Why Grades Cannot be Sent via Email, Telephone, or to Parents

The The Family Educational Rights and Privacy Act (FERPA) of 1974, as amended, sets forth requirements designed to protect the privacy of student educational records. The law governs access to records maintained by educational institutions and the release of information from those records.

Email has two problems:

Grades Cannot be given by Telephone for the same reasons.
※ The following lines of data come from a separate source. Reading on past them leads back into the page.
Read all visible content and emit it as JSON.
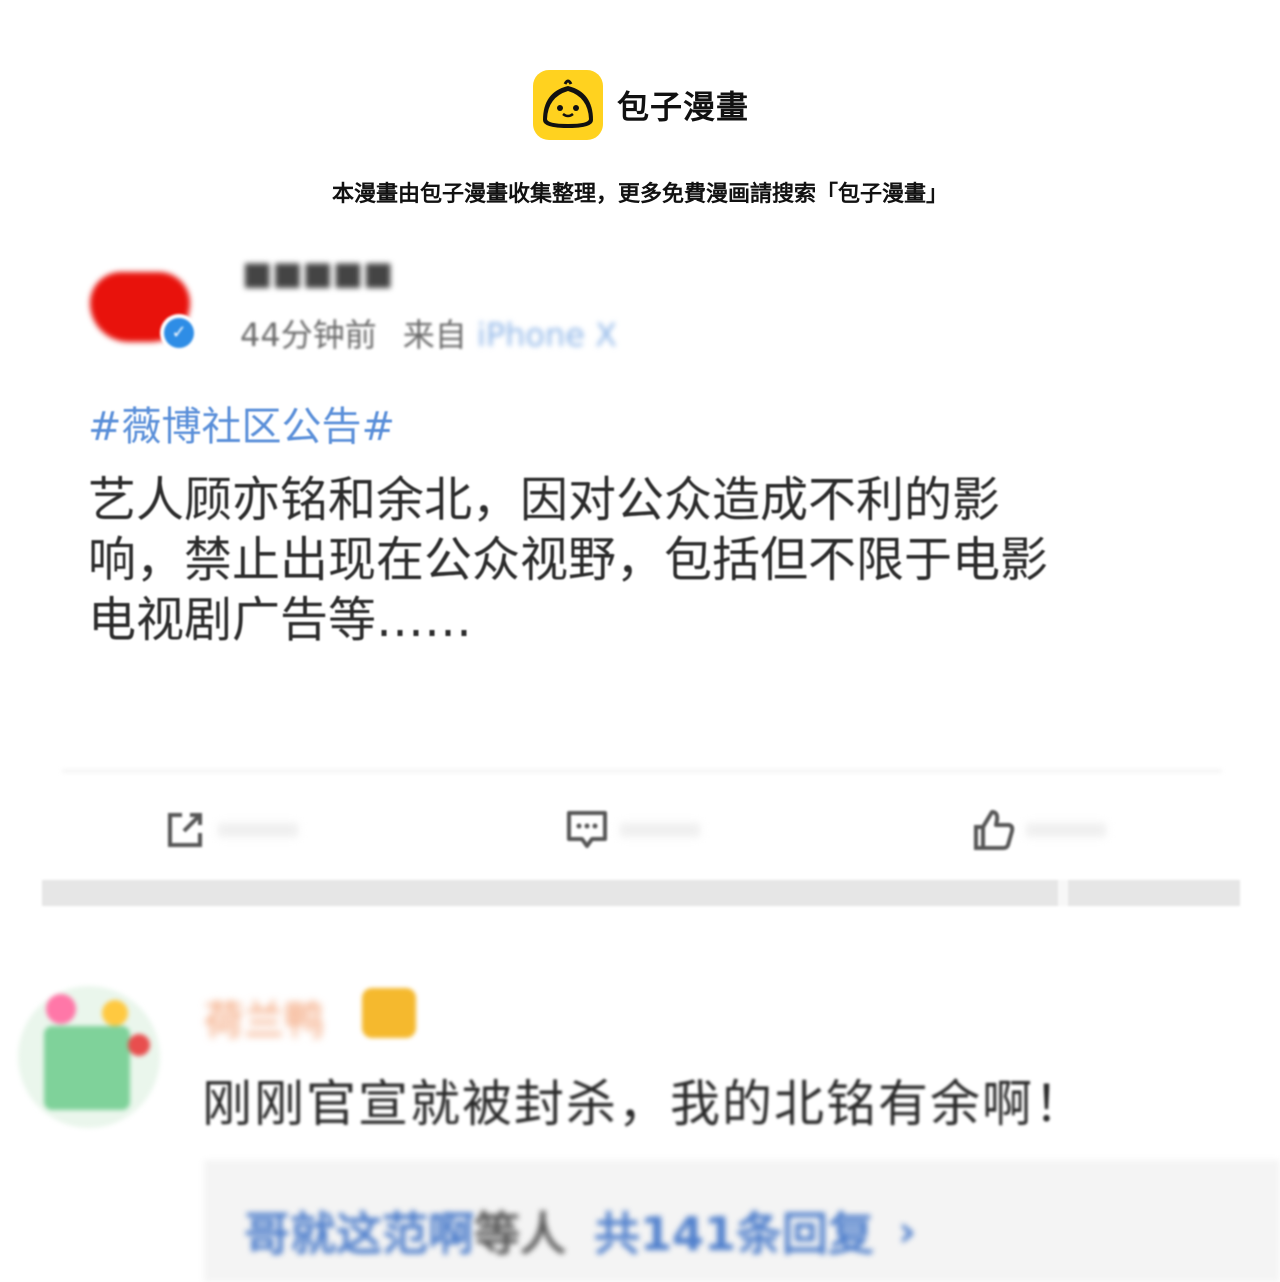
{
  "banner": {
    "brand_name": "包子漫畫",
    "notice": "本漫畫由包子漫畫收集整理，更多免費漫画請搜索「包子漫畫」",
    "logo_color": "#ffd21f"
  },
  "post": {
    "time": "44分钟前",
    "source_prefix": "来自",
    "device": "iPhone X",
    "hashtag": "#薇博社区公告#",
    "text": "艺人顾亦铭和余北，因对公众造成不利的影响，禁止出现在公众视野，包括但不限于电影电视剧广告等……",
    "actions": [
      {
        "icon": "share-icon"
      },
      {
        "icon": "comment-icon"
      },
      {
        "icon": "like-icon"
      }
    ]
  },
  "comment": {
    "username": "荷兰鸭",
    "badge_icon": "crown-badge-icon",
    "text": "刚刚官宣就被封杀，我的北铭有余啊！",
    "reply_names": "哥就这范啊",
    "reply_mid": "等人",
    "reply_total": "共141条回复",
    "reply_arrow": "›"
  },
  "colors": {
    "hashtag": "#5a8fd9",
    "link": "#4f7fcc",
    "username": "#f29a6b",
    "verified": "#2e8de6"
  }
}
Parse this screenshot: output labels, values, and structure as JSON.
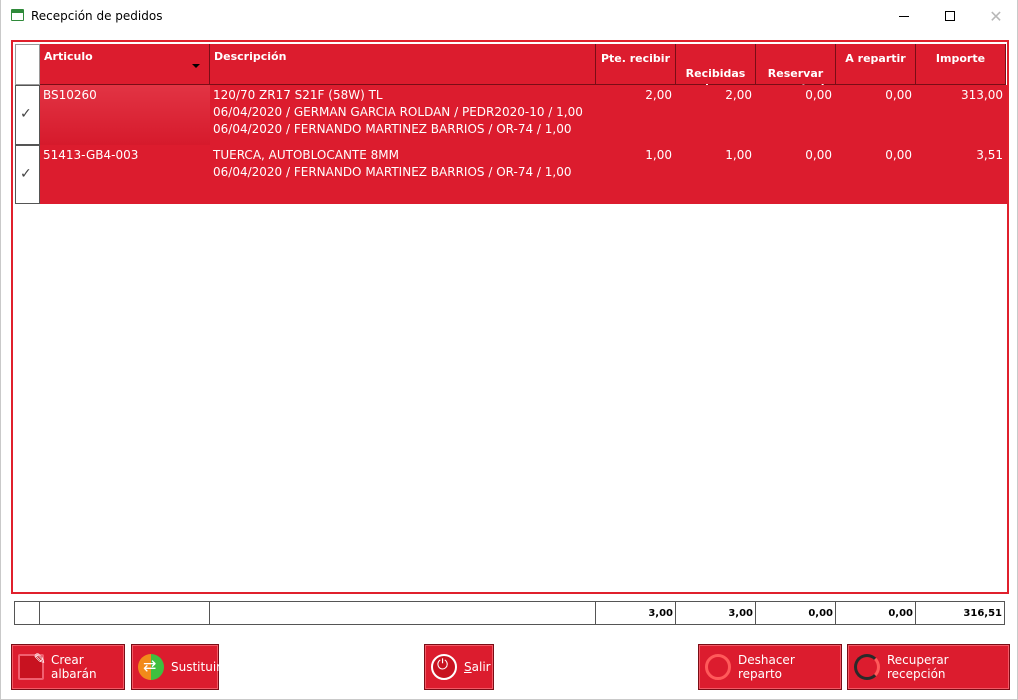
{
  "window": {
    "title": "Recepción de pedidos"
  },
  "grid": {
    "columns": [
      {
        "label": "Articulo"
      },
      {
        "label": "Descripción"
      },
      {
        "label": "Pte. recibir"
      },
      {
        "label": "Recibidas\nahora"
      },
      {
        "label": "Reservar\npara stock"
      },
      {
        "label": "A repartir"
      },
      {
        "label": "Importe"
      }
    ],
    "rows": [
      {
        "checked": "✓",
        "articulo": "BS10260",
        "desc_lines": [
          "120/70 ZR17 S21F (58W) TL",
          "06/04/2020 / GERMAN GARCIA ROLDAN / PEDR2020-10 / 1,00",
          "06/04/2020 / FERNANDO MARTINEZ BARRIOS / OR-74 / 1,00"
        ],
        "pte_recibir": "2,00",
        "recibidas": "2,00",
        "reservar": "0,00",
        "repartir": "0,00",
        "importe": "313,00"
      },
      {
        "checked": "✓",
        "articulo": "51413-GB4-003",
        "desc_lines": [
          "TUERCA, AUTOBLOCANTE 8MM",
          "06/04/2020 / FERNANDO MARTINEZ BARRIOS / OR-74 / 1,00"
        ],
        "pte_recibir": "1,00",
        "recibidas": "1,00",
        "reservar": "0,00",
        "repartir": "0,00",
        "importe": "3,51"
      }
    ]
  },
  "totals": {
    "pte_recibir": "3,00",
    "recibidas": "3,00",
    "reservar": "0,00",
    "repartir": "0,00",
    "importe": "316,51"
  },
  "buttons": {
    "crear": "Crear albarán",
    "sustituir": "Sustituir",
    "salir_first": "S",
    "salir_rest": "alir",
    "deshacer": "Deshacer reparto",
    "recuperar": "Recuperar recepción"
  }
}
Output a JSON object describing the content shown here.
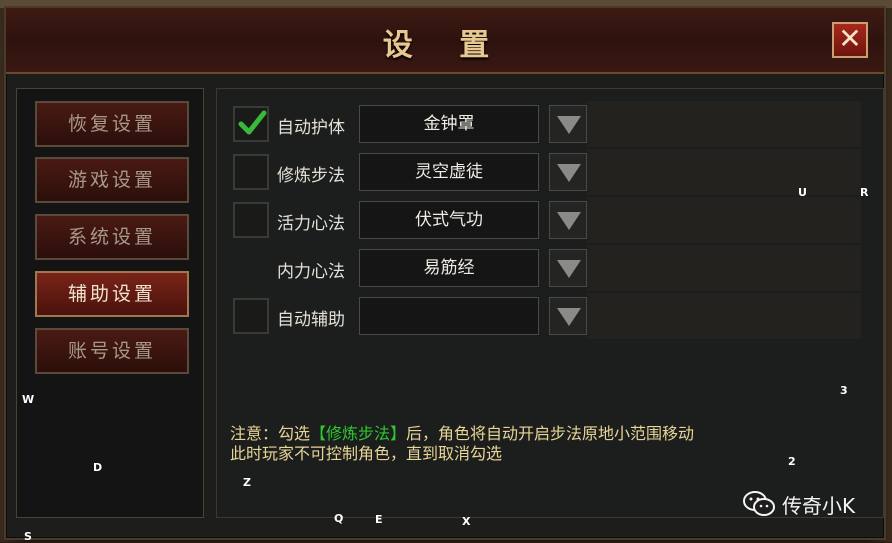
{
  "window": {
    "title": "设 置",
    "close_symbol": "✕"
  },
  "sidebar": {
    "tabs": [
      {
        "label": "恢复设置",
        "active": false
      },
      {
        "label": "游戏设置",
        "active": false
      },
      {
        "label": "系统设置",
        "active": false
      },
      {
        "label": "辅助设置",
        "active": true
      },
      {
        "label": "账号设置",
        "active": false
      }
    ]
  },
  "settings": {
    "rows": [
      {
        "label": "自动护体",
        "value": "金钟罩",
        "checked": true,
        "has_checkbox": true
      },
      {
        "label": "修炼步法",
        "value": "灵空虚徒",
        "checked": false,
        "has_checkbox": true
      },
      {
        "label": "活力心法",
        "value": "伏式气功",
        "checked": false,
        "has_checkbox": true
      },
      {
        "label": "内力心法",
        "value": "易筋经",
        "checked": false,
        "has_checkbox": false
      },
      {
        "label": "自动辅助",
        "value": "",
        "checked": false,
        "has_checkbox": true
      }
    ]
  },
  "notice": {
    "prefix": "注意：勾选",
    "highlight": "【修炼步法】",
    "suffix": "后，角色将自动开启步法原地小范围移动",
    "line2": "此时玩家不可控制角色，直到取消勾选"
  },
  "watermark": {
    "text": "传奇小K",
    "icon": "wechat-icon"
  },
  "markers": [
    "U",
    "R",
    "3",
    "W",
    "D",
    "2",
    "Z",
    "Q",
    "E",
    "X",
    "S"
  ],
  "colors": {
    "accent_gold": "#e8c890",
    "notice_text": "#e8d496",
    "notice_highlight": "#2ec82e",
    "check_green": "#3ab83a"
  }
}
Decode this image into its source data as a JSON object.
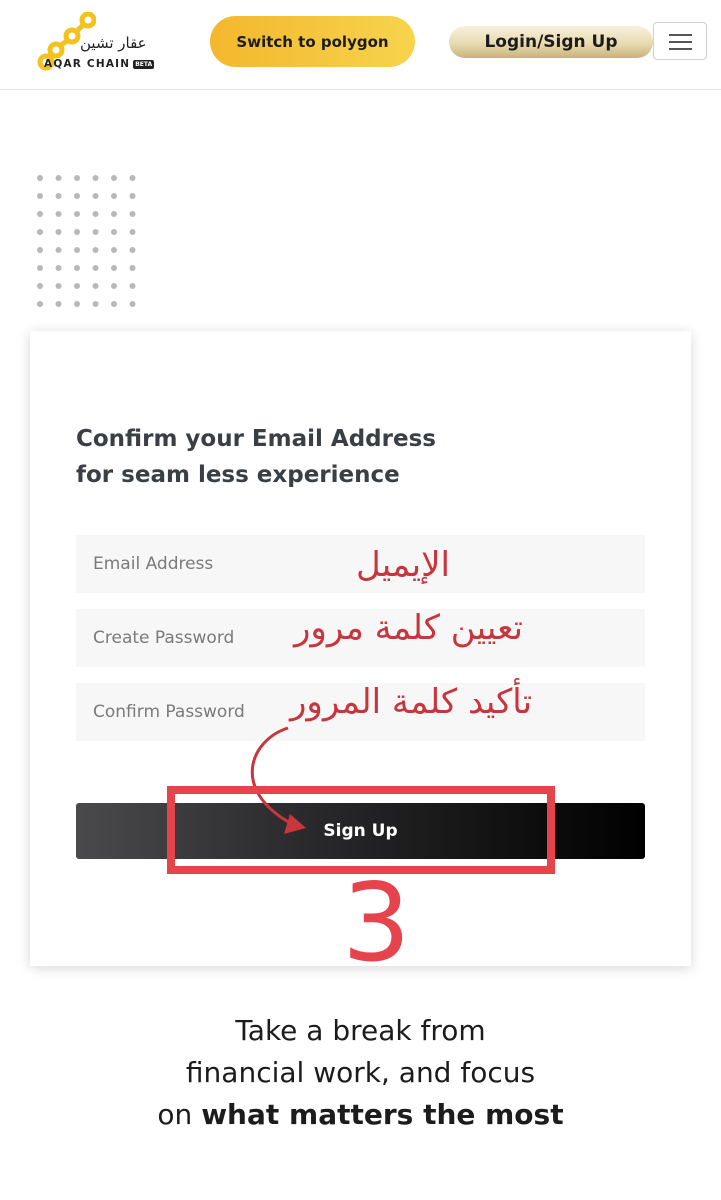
{
  "header": {
    "logo_arabic": "عقار تشين",
    "logo_english": "AQAR CHAIN",
    "logo_badge": "BETA",
    "switch_button": "Switch to polygon",
    "login_button": "Login/Sign Up",
    "menu_icon": "hamburger-menu-icon"
  },
  "card": {
    "title_line1": "Confirm your Email Address",
    "title_line2": "for seam less experience",
    "email_placeholder": "Email Address",
    "password_placeholder": "Create Password",
    "confirm_placeholder": "Confirm Password",
    "signup_button": "Sign Up"
  },
  "annotations": {
    "email_label": "الإيميل",
    "password_label": "تعيين كلمة مرور",
    "confirm_label": "تأكيد كلمة المرور",
    "step_number": "3",
    "color": "#e5444d"
  },
  "tagline": {
    "line1": "Take a break from",
    "line2": "financial work, and focus",
    "line3_prefix": "on ",
    "line3_bold": "what matters the most"
  },
  "colors": {
    "polygon_button": "#f3b72d",
    "login_button": "#e8dbb1",
    "signup_button": "#000000"
  }
}
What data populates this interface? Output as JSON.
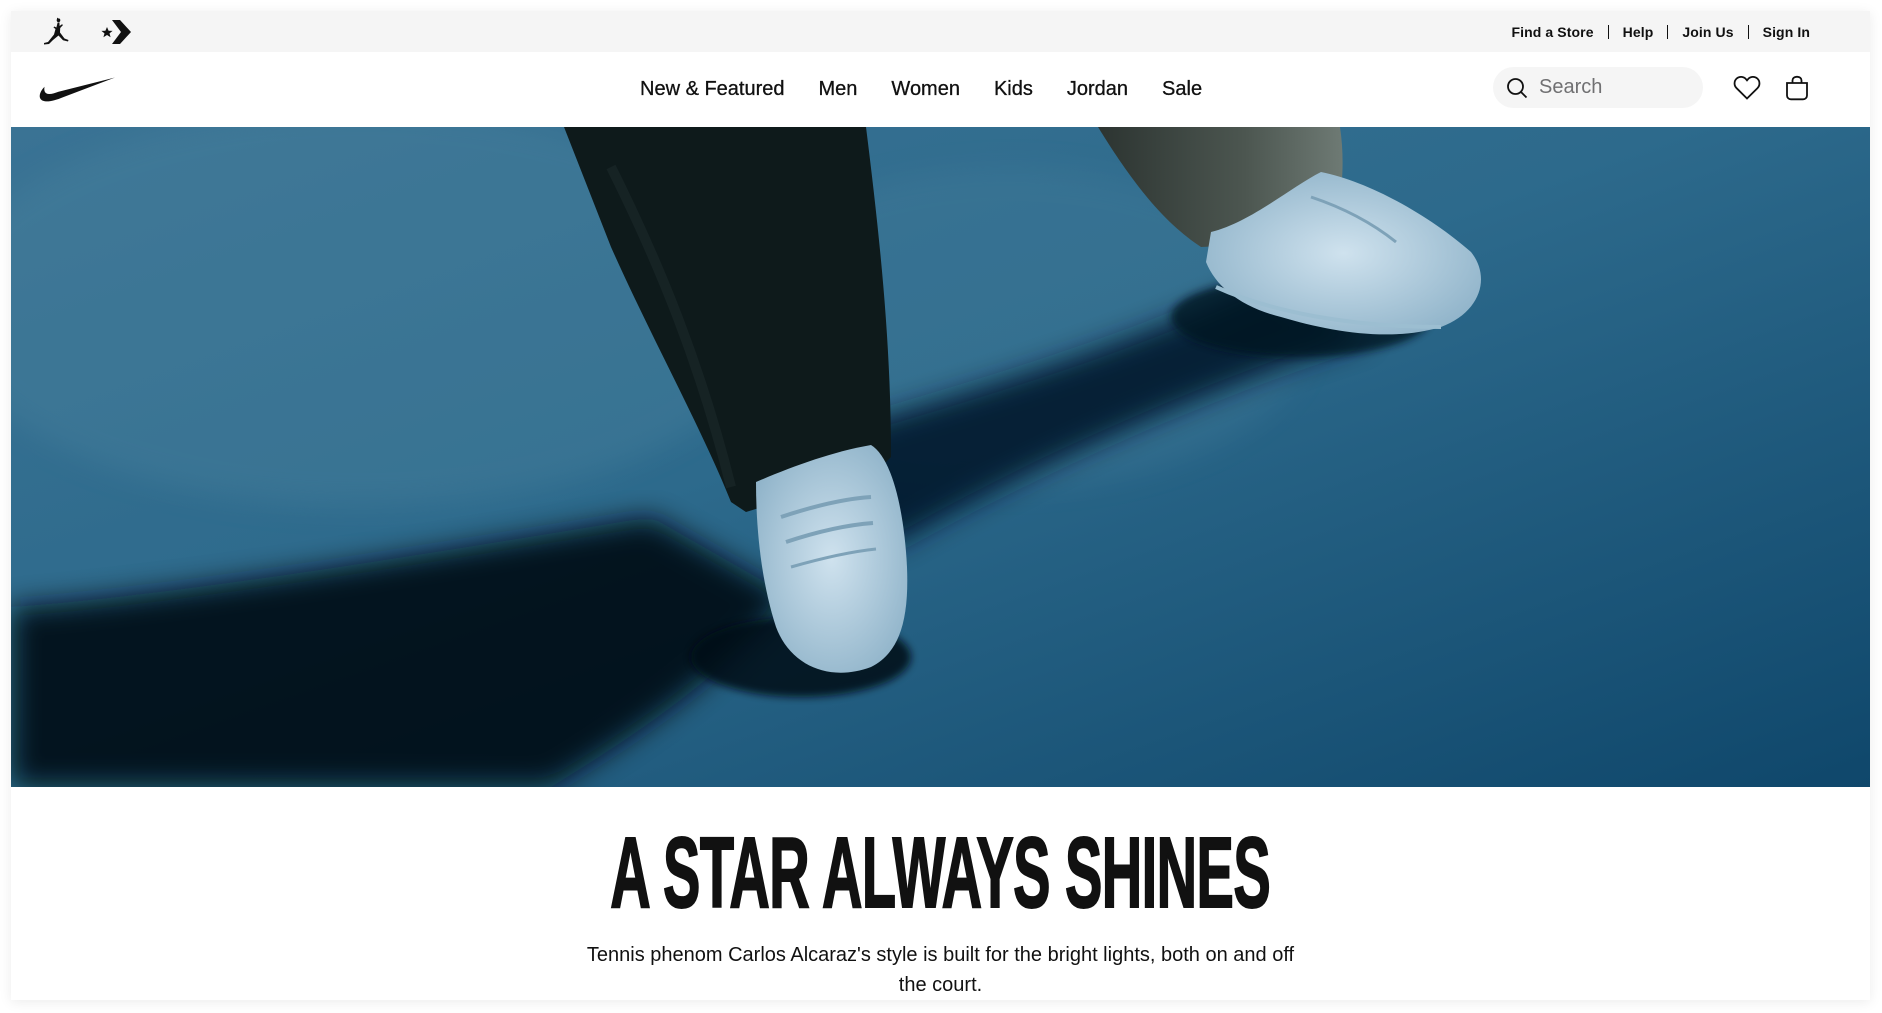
{
  "utility_bar": {
    "brands": [
      {
        "name": "Jordan",
        "icon": "jumpman-icon"
      },
      {
        "name": "Converse",
        "icon": "converse-star-chevron-icon"
      }
    ],
    "links": [
      "Find a Store",
      "Help",
      "Join Us",
      "Sign In"
    ]
  },
  "main_nav": {
    "logo": "nike-swoosh-icon",
    "links": [
      "New & Featured",
      "Men",
      "Women",
      "Kids",
      "Jordan",
      "Sale"
    ],
    "search": {
      "placeholder": "Search",
      "value": "",
      "icon": "search-icon"
    },
    "favorites_icon": "heart-icon",
    "bag_icon": "bag-icon"
  },
  "hero": {
    "image_description": "Close-up of feet in white sneakers on a blue tennis court with long diagonal shadows",
    "colors": {
      "court": "#2a6688",
      "shadow": "#04111b",
      "pants_left": "#0f1a1c",
      "pants_right": "#4b5550",
      "shoe": "#b9d3e2"
    }
  },
  "promo": {
    "headline": "A STAR ALWAYS SHINES",
    "subcopy": "Tennis phenom Carlos Alcaraz's style is built for the bright lights, both on and off the court."
  },
  "colors": {
    "text": "#111111",
    "utility_bg": "#f5f5f5",
    "search_bg": "#f5f5f5",
    "placeholder": "#707072"
  }
}
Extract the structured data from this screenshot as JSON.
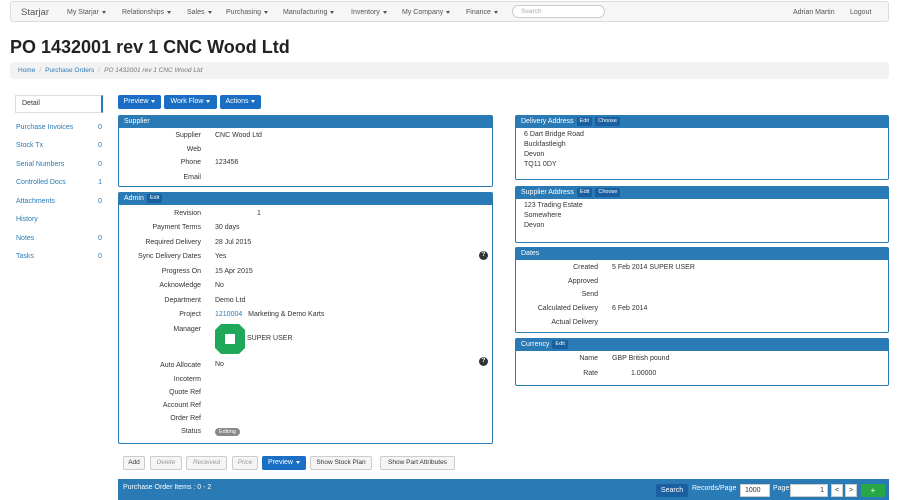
{
  "navbar": {
    "brand": "Starjar",
    "menus": [
      "My Starjar",
      "Relationships",
      "Sales",
      "Purchasing",
      "Manufacturing",
      "Inventory",
      "My Company",
      "Finance"
    ],
    "search_placeholder": "Search",
    "user": "Adrian Martin",
    "logout": "Logout"
  },
  "page": {
    "title": "PO 1432001 rev 1 CNC Wood Ltd",
    "breadcrumb": [
      "Home",
      "Purchase Orders",
      "PO 1432001 rev 1 CNC Wood Ltd"
    ]
  },
  "sidebar": {
    "detail": "Detail",
    "items": [
      {
        "label": "Purchase Invoices",
        "count": "0"
      },
      {
        "label": "Stock Tx",
        "count": "0"
      },
      {
        "label": "Serial Numbers",
        "count": "0"
      },
      {
        "label": "Controlled Docs",
        "count": "1"
      },
      {
        "label": "Attachments",
        "count": "0"
      },
      {
        "label": "History",
        "count": ""
      },
      {
        "label": "Notes",
        "count": "0"
      },
      {
        "label": "Tasks",
        "count": "0"
      }
    ]
  },
  "toolbar": {
    "preview": "Preview",
    "workflow": "Work Flow",
    "actions": "Actions"
  },
  "supplier": {
    "heading": "Supplier",
    "labels": {
      "supplier": "Supplier",
      "web": "Web",
      "phone": "Phone",
      "email": "Email"
    },
    "name": "CNC Wood Ltd",
    "web": "",
    "phone": "123456",
    "email": ""
  },
  "admin": {
    "heading": "Admin",
    "edit": "Edit",
    "labels": {
      "revision": "Revision",
      "payment_terms": "Payment Terms",
      "required_delivery": "Required Delivery",
      "sync_delivery": "Sync Delivery Dates",
      "progress_on": "Progress On",
      "acknowledge": "Acknowledge",
      "department": "Department",
      "project": "Project",
      "manager": "Manager",
      "auto_allocate": "Auto Allocate",
      "incoterm": "Incoterm",
      "quote_ref": "Quote Ref",
      "account_ref": "Account Ref",
      "order_ref": "Order Ref",
      "status": "Status"
    },
    "revision": "1",
    "payment_terms": "30 days",
    "required_delivery": "28 Jul 2015",
    "sync_delivery": "Yes",
    "progress_on": "15 Apr 2015",
    "acknowledge": "No",
    "department": "Demo Ltd",
    "project_code": "1210004",
    "project_name": "Marketing & Demo Karts",
    "manager": "SUPER USER",
    "auto_allocate": "No",
    "status": "Editing",
    "help": "?"
  },
  "delivery_address": {
    "heading": "Delivery Address",
    "edit": "Edit",
    "choose": "Choose",
    "lines": [
      "6 Dart Bridge Road",
      "Buckfastleigh",
      "Devon",
      "TQ11 0DY"
    ]
  },
  "supplier_address": {
    "heading": "Supplier Address",
    "edit": "Edit",
    "choose": "Choose",
    "lines": [
      "123 Trading Estate",
      "Somewhere",
      "Devon"
    ]
  },
  "dates": {
    "heading": "Dates",
    "labels": {
      "created": "Created",
      "approved": "Approved",
      "send": "Send",
      "calculated": "Calculated Delivery",
      "actual": "Actual Delivery"
    },
    "created": "5 Feb 2014 SUPER USER",
    "approved": "",
    "send": "",
    "calculated": "6 Feb 2014",
    "actual": ""
  },
  "currency": {
    "heading": "Currency",
    "edit": "Edit",
    "labels": {
      "name": "Name",
      "rate": "Rate"
    },
    "name": "GBP British pound",
    "rate": "1.00000"
  },
  "items_toolbar": {
    "add": "Add",
    "delete": "Delete",
    "received": "Received",
    "price": "Price",
    "preview": "Preview",
    "stock_plan": "Show Stock Plan",
    "part_attributes": "Show Part Attributes"
  },
  "items_bar": {
    "title": "Purchase Order Items : 0 - 2",
    "search": "Search",
    "records_label": "Records/Page",
    "records_value": "1000",
    "page_label": "Page",
    "page_value": "1",
    "prev": "<",
    "next": ">",
    "add": "+"
  },
  "colors": {
    "accent": "#2a7ab5",
    "button": "#1a6fc4",
    "avatar": "#1fa85a"
  }
}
Solution 1: Send requests for grades via Postal Mail or deliver them to the university office of the professor. Include Student record number, a SIGNED REQUEST for release of the information, and a SELF-ADDRESSED, STAMPED ENVELOPE. It is a federal crime to forge the signature of another person or to deliver mail to the wrong person; therefore, postal mail is considered a secure way to send information regarding grades and other private information relating to a student. Be sure to include FULL NAME, Campus Wide ID, YEAR and SEMESTER you took the course, and DAY and TIME the class met.

Solution 2: Use the campus secure system for reviewing grades.

Solution 3: Write your congressman and request that the FERPA law be changed.

For more information on the Act and its implementation by universities, see the following Web sites:

Grading Policy

Grades are based on the procedures set forth in the syllabus for the class. If the syllabus does not provide for grading of excuses and other explanations for poor performance, then these factors cannot be evaluated for the purpose of grading. Once submitted, grades are final and will not be changed, except in case that the instructor made an error in computing the grade based on the policy stated in the Syllabus. Attempts to be graded by procedures not stated in the syllabus constitute attempts to cheat, and will be reported to the appropriate administrators.